The latest Conservative federal budget has been announced and, while containing few surprises, packs tax breaks estimated to result in billions of dollars-worth of savings. Perks that had been hinted at over the past six months came into fruition, such as income splitting, the boosting of the Universal Childcare Benefit, and the doubling of the youth fitness tax credit. A long-awaited increase to Tax-Free Savings Accounts was also announced.
It’s an obviously consumer-focused bill, developed as election season looms on the horizon. “This is very much an election budget,” says Brad Rolph, tax service line leader for Southern Ontario at Grant Thornton LLP. “They seem to touch all the bases, there’s a little bit of everything for everybody.”
While the surprise winners are small businesses – Business Development Bank of Canada has made some investing changes and will boost the small business profile for companies from a cap of $5 million to $10 million – Rolph points out there are a few gems that’ll make life a little easier for average Canadians.
A Hands-Off Approach to the Housing Market
Despite the average Canadian debt-to-income ratio hitting 163.3 per cent, Finance Minister Joe Oliver believes consumers’ demand for credit is leveling out, including the mortgage market. He stated that with the exception of hot markets Toronto and Vancouver, Canadian housing prices are softening at a sustainable pace, and there’s no need to introduce further restrictions to limit borrowing ability. The government has implemented such restrictions four times since 2008 in efforts to stem rapid household debt levels; the most notable changes include the banning of zero-down mortgages, a mandatory 5 per cent down payment, and the capping amortization periods to 25 years for high-ratio buyers.
Income Splitting Is Here to Stay
“For individuals, that’s the biggest tax play in the budget,” says Rolph. “The ability to transfer up to $50,000 in income from one (high-earning) partner to another partner in a lower tax bracket is huge.”
While tax savings from the Family Tax Credit – an election promise made by Prime Minister Stephen Harper during his 2011 campaign – could technically benefit any two-parent household with a child under 18, the biggest winners will be mid-high to high income households.
According to Parliamentary Budget Officer – Canada’s budget watchdog – the Family Tax Credit, which maxes out at $2,000, will only benefit 15 per cent of the country’s wealthiest households.
TFSA Contribution Power-Up
Perhaps the widest-reaching change is the boost to Tax-Free Savings Accounts, which will now allow contributions of up to $10,000 annually – a 82 per cent increase from the previous $5,500 cap.

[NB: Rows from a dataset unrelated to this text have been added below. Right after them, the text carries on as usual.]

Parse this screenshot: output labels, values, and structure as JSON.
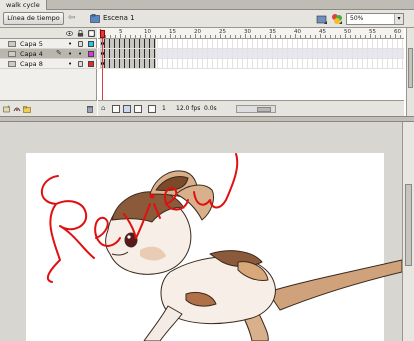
{
  "document": {
    "tab_title": "walk cycle"
  },
  "edit_bar": {
    "timeline_button": "Línea de tiempo",
    "scene_label": "Escena 1",
    "zoom_value": "50%"
  },
  "ruler": {
    "labels": [
      "1",
      "5",
      "10",
      "15",
      "20",
      "25",
      "30",
      "35",
      "40",
      "45",
      "50",
      "55",
      "60"
    ]
  },
  "layers": [
    {
      "name": "Capa 5",
      "selected": false,
      "color": "#22c6e6"
    },
    {
      "name": "Capa 4",
      "selected": true,
      "color": "#e030e8"
    },
    {
      "name": "Capa 8",
      "selected": false,
      "color": "#e82a2a"
    }
  ],
  "timeline_status": {
    "current_frame": "1",
    "frame_rate": "12.0 fps",
    "elapsed_time": "0.0s"
  },
  "annotation": {
    "colour": "#e01010"
  }
}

All-in, the raised ceiling will pluck $85 million back from government coffers this year, moving to $360 million annually by 2019 – which works out to about $1.1 billion in missed revenue for the Feds over the next five years. Savers should also note that the accounts will no longer be indexed to inflation, meaning contribuion room won’t continue to rise by $500 every few years.
But it’s great for Canadians looking for a nice spot to tuck their savings for that first home or other big purchases – and it may not be around forever. Federal Liberal leader Justin Trudeau has already vowed to reverse the increase should he take office.
More Cash for Families
For young families, the official announcement of the Universal Child Care Benefit being increased to $160 a month for children under six and $60 a month for children between six and 17 is welcomed relief. But the estimated 200,000 Canadian families eligible for the benefit better get on it, as the deadline is May 1.
According to the budget, the future healthcare-conscientious Children’s Fitness Tax Credit – worth $1,000 – will kick-in in 2015 and beyond, enticing parents to enroll the young’uns in more recreational activities knowing they’re getting a bit back.
The Child Care Expense Deduction has also been boosted to $1,000, allowing families to recover some of that cash spent on looking after the kids.
More Control for Seniors’ Savings
Seniors certainly lucked out with the budget as well, says Rolph, as the minimum withdrawal requirements for Registered Retirement Income Funds (RRIFs) are lowered.
Under current rules set in 1992, seniors have to withdraw a bare minimum of 7.38 per cent of their RRIFs before 71. The new budget announced that was lowering to 5.38 per cent. The same goes for minimum withdrawals at 94, which were capped at 20 per cent but will now be at 18.79 per cent and move to 20 per cent at age 95.
The Feds have also included a compassionate care benefit, which states Canadians taking time off work to care for a gravely ill family member will get six month’s leave under the employment insurance program (takes effect in January), and a 15 per cent tax credit for seniors and others with disabilities making renovations that increase the accessibility or safety of their homes. Canadians 65 years or older can claim up to $10,000 for things like wheelchair ramps or walk-in tubs under the Healthy Homes Renovation tax credit.
A Proposal For Backing Out of Bank Contracts
The feds have made steps toward providing greater transparency for banking consumers; a proposal has been made to mandate a “cooling off” period for certain types of banking products. That means customers wishing to back out of new signups (due to hidden fees or otherwise) will be able to do so without incurring any charges. There is also renewed call for financial institutions to give better clarity for how mortgage penalties and fees are calculated.
Also read: More Transparency for Mortgage Penalties>